“She suffered a dehydration process because of an enormous and aggressive campaign by the Workers Party,” said José Moisés, a political scientist at the University of São Paulo. “There was an imbalance in the campaign.”
Silva, an evangelical Christian, was also unable to capitalize on expectations that she could pick up the so-called “protest vote.” Many were turned off when she amended proposals in her party program on gay marriage and outlawing homophobia a day after it was released. “People perceived that she did not represent what they thought she did,” said Nina Oliveira, 28, a cultural producer in Brasília.
Oliveira voted for Luciana Genro, the candidate for the much smaller left-wing Socialism and Freedom Party, who took an aggressively liberal stance in television debates.
In the wake of the 2013 protests, Rousseff made promises of political reform to a system that struggles to function because the governing party is dependent on making deals with coalition parties to get anything done. But her government imported thousands of Cuban doctors to make up for a shortfall in the Brazilian health service, thus dealing with some of the criticisms over failings in the country’s health service.
Economic growth has sputtered — Brazil entered a “technical recession” after retracting 0.6 percent in the second quarter of this year, and 0.2 percent in the first quarter. The Brazilian financial market preferred the more orthodox liberal proposals offered by Silva and Neves.
But as Silva’s campaign weakened, Neves made a last-minute, dramatic surge into second place. “He managed to communicate with a segment of the electorate that wanted changes. This segment did not want to vote for Dilma,” said Moisés.
“He presented the best proposals. It was a proposal for change,” said Irene de Sena, 66, a retiree in Porto Alegre in the south of Brazil, who voted for Neves.
Over 12 years of Workers Party rule, 36 million Brazilians have left poverty and more than half of the population is now classified as a lower middle class. Brazilians who benefited from social policies such as an income support plan and a housing finance program were reluctant to experiment with Silva’s vision for a different Brazil, as were the country’s many public servants.

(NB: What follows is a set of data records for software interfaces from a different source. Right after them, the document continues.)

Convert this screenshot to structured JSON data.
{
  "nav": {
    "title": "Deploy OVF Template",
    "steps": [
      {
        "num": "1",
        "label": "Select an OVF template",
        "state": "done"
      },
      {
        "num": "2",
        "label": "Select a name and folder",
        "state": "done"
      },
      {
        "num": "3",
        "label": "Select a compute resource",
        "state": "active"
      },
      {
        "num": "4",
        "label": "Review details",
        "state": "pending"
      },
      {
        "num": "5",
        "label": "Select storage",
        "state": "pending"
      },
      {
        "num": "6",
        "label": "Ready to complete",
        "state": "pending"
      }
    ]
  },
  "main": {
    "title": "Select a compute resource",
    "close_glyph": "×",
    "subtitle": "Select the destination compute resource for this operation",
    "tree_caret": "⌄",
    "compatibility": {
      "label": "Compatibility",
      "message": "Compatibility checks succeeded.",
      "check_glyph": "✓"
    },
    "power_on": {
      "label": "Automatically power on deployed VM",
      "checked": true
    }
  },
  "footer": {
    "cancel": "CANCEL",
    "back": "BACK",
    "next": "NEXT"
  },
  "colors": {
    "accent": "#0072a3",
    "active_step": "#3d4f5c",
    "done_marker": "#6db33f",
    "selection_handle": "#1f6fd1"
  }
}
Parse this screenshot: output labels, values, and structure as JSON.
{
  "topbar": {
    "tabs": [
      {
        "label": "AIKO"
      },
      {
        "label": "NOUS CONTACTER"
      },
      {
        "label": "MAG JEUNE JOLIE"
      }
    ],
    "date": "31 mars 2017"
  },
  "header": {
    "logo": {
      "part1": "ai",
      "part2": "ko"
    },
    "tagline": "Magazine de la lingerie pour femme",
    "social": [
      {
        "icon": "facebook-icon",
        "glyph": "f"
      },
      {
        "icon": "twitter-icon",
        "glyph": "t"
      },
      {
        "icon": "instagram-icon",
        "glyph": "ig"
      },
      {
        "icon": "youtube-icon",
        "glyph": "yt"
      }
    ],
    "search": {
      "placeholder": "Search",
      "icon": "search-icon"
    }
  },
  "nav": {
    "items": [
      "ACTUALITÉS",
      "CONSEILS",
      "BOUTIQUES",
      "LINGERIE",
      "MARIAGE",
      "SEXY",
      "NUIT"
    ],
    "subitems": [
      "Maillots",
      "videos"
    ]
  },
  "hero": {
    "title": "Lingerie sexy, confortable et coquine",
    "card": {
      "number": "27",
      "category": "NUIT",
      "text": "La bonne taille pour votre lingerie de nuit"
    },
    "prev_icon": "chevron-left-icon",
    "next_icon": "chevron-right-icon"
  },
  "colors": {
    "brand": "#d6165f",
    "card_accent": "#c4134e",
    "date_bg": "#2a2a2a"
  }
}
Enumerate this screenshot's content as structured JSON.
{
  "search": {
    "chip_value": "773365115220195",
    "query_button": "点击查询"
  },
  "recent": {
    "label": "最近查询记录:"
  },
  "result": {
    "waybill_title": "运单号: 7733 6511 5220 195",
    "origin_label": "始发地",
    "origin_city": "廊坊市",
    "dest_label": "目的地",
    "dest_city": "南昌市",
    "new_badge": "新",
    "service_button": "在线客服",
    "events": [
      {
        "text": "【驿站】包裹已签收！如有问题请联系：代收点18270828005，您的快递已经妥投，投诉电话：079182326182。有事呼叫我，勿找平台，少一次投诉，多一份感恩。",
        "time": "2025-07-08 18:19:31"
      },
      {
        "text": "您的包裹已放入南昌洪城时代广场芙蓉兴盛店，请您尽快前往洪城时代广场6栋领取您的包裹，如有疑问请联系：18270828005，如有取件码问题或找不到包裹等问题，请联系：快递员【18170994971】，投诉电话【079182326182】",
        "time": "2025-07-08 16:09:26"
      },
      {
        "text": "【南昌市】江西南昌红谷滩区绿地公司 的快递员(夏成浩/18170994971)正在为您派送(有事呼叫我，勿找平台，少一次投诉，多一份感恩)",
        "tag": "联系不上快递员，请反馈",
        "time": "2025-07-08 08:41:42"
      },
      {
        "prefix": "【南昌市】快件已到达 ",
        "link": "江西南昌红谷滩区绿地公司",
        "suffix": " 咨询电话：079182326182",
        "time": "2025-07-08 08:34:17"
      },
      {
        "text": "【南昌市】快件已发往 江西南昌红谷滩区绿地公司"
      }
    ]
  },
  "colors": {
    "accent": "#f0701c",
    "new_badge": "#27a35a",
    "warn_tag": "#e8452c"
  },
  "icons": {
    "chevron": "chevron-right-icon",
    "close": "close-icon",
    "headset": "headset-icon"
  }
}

“Another president won’t do what she is doing,” said civil servant Vanir Paraná, 52 — who voted for Rousseff in Rio on Sunday “for continuity, to finish what she started.”
© 2014, The Washington Post